After a terrible famine strikes Samaria, Joram, king of Israel, sends an emissary to Elisha. The prophet is concerned that the king wishes to kill him due to his rebukes and curses. The prophet then tells the messenger that food prices will plummet the very next day. The king’s envoy is skeptical, but Elisha insists that his predictions will come true. Four men with leprosy stand at the gates of Samaria, desperate for food–representing the terrible recession afflicting the nation. The men decide to take a risk and enter the Aramean camp. When they arrive, they find it completely empty and abandoned. God had caused Israel’s enemies to hear the sounds of a large army approaching and subsequently flee. The four men take spoils from the camp and rush to inform the city’s residents about what they witnessed. Difficult times are a gift from heaven. They allow us to wake up, take action, and make reparations. Every crisis contains a degree of revelation that can help us reclaim control over our lives.
“Thus saith the LORD, To morrow about this time shall a measure of fine flour be sold for a shekel, and two measures of barley for a shekel, in the gate of Samaria” (2 Kings 7:1)
“For the Lord had made the host of the Syrians to hear a noise of chariots, and a noise of horses, even the noise of a great host: and they said one to another, Lo, the king of Israel hath hired against us the kings of the Hittites, and the kings of the Egyptians, to come upon us” (2 Kings 7:6)

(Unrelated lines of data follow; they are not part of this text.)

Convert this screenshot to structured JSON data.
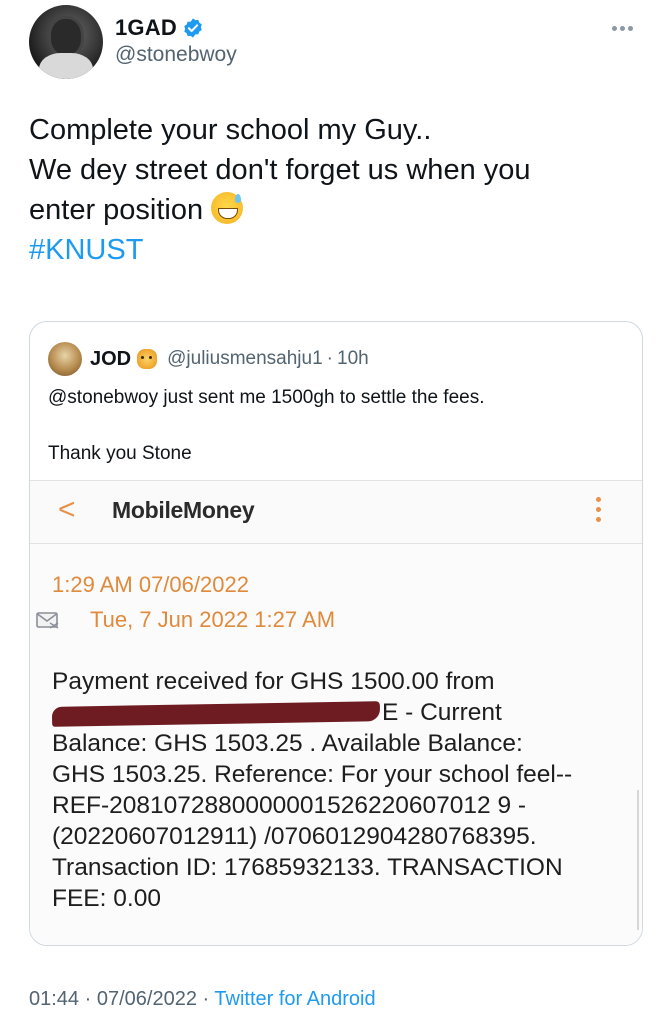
{
  "author": {
    "name": "1GAD",
    "handle": "@stonebwoy"
  },
  "tweet": {
    "lines": [
      "Complete your school my Guy..",
      "We dey street don't forget us when you",
      "enter position"
    ],
    "hashtag": "#KNUST"
  },
  "quoted": {
    "name": "JOD",
    "handle": "@juliusmensahju1",
    "separator": "·",
    "time": "10h",
    "text_line1": "@stonebwoy just sent me 1500gh to settle the fees.",
    "text_line2": "Thank you Stone",
    "sms": {
      "back_glyph": "<",
      "app_title": "MobileMoney",
      "received_datetime": "1:29 AM  07/06/2022",
      "sent_datetime": "Tue, 7 Jun 2022 1:27 AM",
      "body_lines": [
        "Payment received for  GHS 1500.00 from",
        "E -  Current",
        "Balance: GHS 1503.25 . Available Balance:",
        "GHS 1503.25. Reference: For your school feel--",
        "REF-2081072880000001526220607012 9 -",
        "(20220607012911) /0706012904280768395.",
        "Transaction ID: 17685932133. TRANSACTION",
        "FEE: 0.00"
      ]
    }
  },
  "footer": {
    "time": "01:44",
    "sep1": "·",
    "date": "07/06/2022",
    "sep2": "·",
    "source": "Twitter for Android"
  },
  "colors": {
    "link": "#1d9bf0",
    "verified": "#1d9bf0",
    "sms_accent": "#e08a3c"
  }
}
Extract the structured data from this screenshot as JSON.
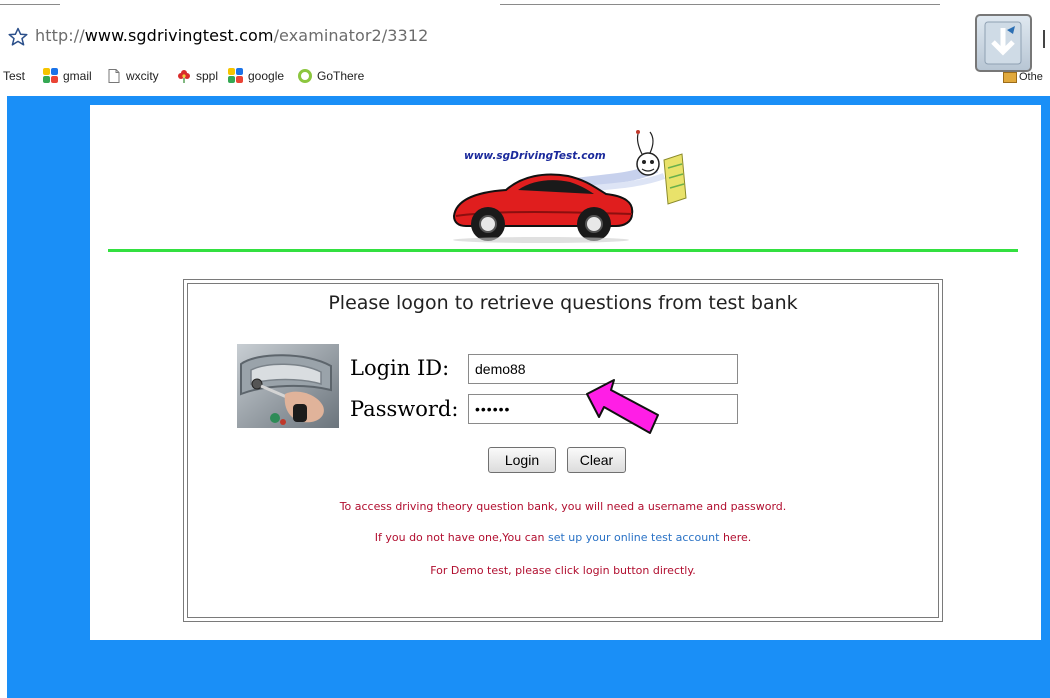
{
  "browser": {
    "url_protocol": "http://",
    "url_host": "www.sgdrivingtest.com",
    "url_path": "/examinator2/3312",
    "bookmarks": [
      {
        "label": "Test",
        "icon": "none"
      },
      {
        "label": "gmail",
        "icon": "google-icon"
      },
      {
        "label": "wxcity",
        "icon": "page-icon"
      },
      {
        "label": "sppl",
        "icon": "flower-icon"
      },
      {
        "label": "google",
        "icon": "google-icon"
      },
      {
        "label": "GoThere",
        "icon": "ring-icon"
      }
    ],
    "other_bookmarks_label": "Othe"
  },
  "header": {
    "logo_text": "www.sgDrivingTest.com"
  },
  "login": {
    "prompt": "Please logon to retrieve questions from test bank",
    "login_id_label": "Login ID:",
    "password_label": "Password:",
    "login_id_value": "demo88",
    "password_value": "••••••",
    "login_button": "Login",
    "clear_button": "Clear"
  },
  "info": {
    "line1": "To access driving theory question bank, you will need a username and password.",
    "line2_prefix": "If you do not have one,You can ",
    "line2_link": "set up your online test account",
    "line2_suffix": " here.",
    "line3": "For Demo test, please click login button directly."
  },
  "colors": {
    "page_background": "#1a8ff7",
    "divider": "#33e040",
    "info_text": "#b10e2f",
    "link": "#2a72c5",
    "annotation_arrow": "#ff1ee6"
  }
}
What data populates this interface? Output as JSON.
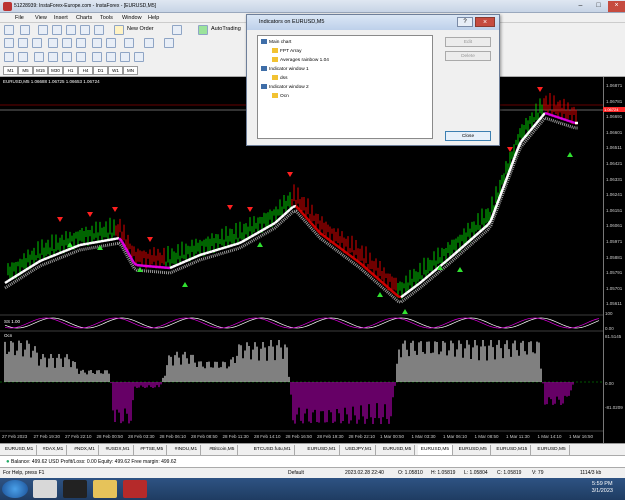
{
  "window": {
    "title": "51228939: InstaForex-Europe.com - InstaForex - [EURUSD,M5]"
  },
  "menu": [
    "File",
    "View",
    "Insert",
    "Charts",
    "Tools",
    "Window",
    "Help"
  ],
  "toolbar": {
    "new_order": "New Order",
    "autotrading": "AutoTrading",
    "timeframes": [
      "M1",
      "M5",
      "M15",
      "M30",
      "H1",
      "H4",
      "D1",
      "W1",
      "MN"
    ]
  },
  "chart": {
    "title": "EURUSD,M5  1.06688 1.06725 1.06653 1.06724",
    "current_price_label": "1.06724",
    "price_ticks": [
      "1.06871",
      "1.06781",
      "1.06691",
      "1.06601",
      "1.06511",
      "1.06421",
      "1.06331",
      "1.06241",
      "1.06151",
      "1.06061",
      "1.05971",
      "1.05881",
      "1.05791",
      "1.05701",
      "1.05611"
    ],
    "sub1_label": "SS 1.00",
    "sub1_ticks": [
      "100",
      "0.00"
    ],
    "sub2_label": "Ocn",
    "sub2_ticks": [
      "81.5145",
      "0.00",
      "-81.0209"
    ],
    "time_ticks": [
      "27 Feb 2023",
      "27 Feb 19:30",
      "27 Feb 22:10",
      "28 Feb 00:50",
      "28 Feb 03:30",
      "28 Feb 06:10",
      "28 Feb 08:50",
      "28 Feb 11:30",
      "28 Feb 14:10",
      "28 Feb 16:50",
      "28 Feb 19:30",
      "28 Feb 22:10",
      "1 Mar 00:50",
      "1 Mar 03:30",
      "1 Mar 06:10",
      "1 Mar 08:50",
      "1 Mar 11:30",
      "1 Mar 14:10",
      "1 Mar 16:50"
    ]
  },
  "dialog": {
    "title": "Indicators on EURUSD,M5",
    "tree": [
      {
        "label": "Main chart",
        "level": 0
      },
      {
        "label": "FPT Array",
        "level": 1
      },
      {
        "label": "Averages rainbow 1.04",
        "level": 1
      },
      {
        "label": "Indicator window 1",
        "level": 0
      },
      {
        "label": "dss",
        "level": 1
      },
      {
        "label": "Indicator window 2",
        "level": 0
      },
      {
        "label": "Ocn",
        "level": 1
      }
    ],
    "edit": "Edit",
    "delete": "Delete",
    "close": "Close"
  },
  "tabs": [
    "EURUSD,M1",
    "#DAX,M1",
    "#NDX,M1",
    "#USDX,M1",
    "#FTSE,M5",
    "#INDU,M1",
    "#Bitcoin,M5",
    "BTCUSD.futu,M1",
    "EURUSD,M1",
    "USDJPY,M1",
    "EURUSD,M5",
    "EURUSD,M5",
    "EURUSD,M5",
    "EURUSD,M15",
    "EURUSD,M5"
  ],
  "balance": "Balance: 499.62 USD  Profit/Loss: 0.00  Equity: 499.62  Free margin: 499.62",
  "status": {
    "help": "For Help, press F1",
    "profile": "Default",
    "time": "2023.02.28 22:40",
    "open": "O: 1.05810",
    "high": "H: 1.05819",
    "low": "L: 1.05804",
    "close": "C: 1.05819",
    "vol": "V: 79",
    "traffic": "1114/3 kb"
  },
  "clock": {
    "time": "5:59 PM",
    "date": "3/1/2023"
  },
  "colors": {
    "bull": "#00cc00",
    "bear": "#dd0000",
    "line_up": "#ffffff",
    "line_down": "#dd00dd",
    "ocn_pos": "#ffffff",
    "ocn_neg": "#cc00cc"
  }
}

Self-control relates to the principle of restriction; it is the ability to feel and notice without responding reactively.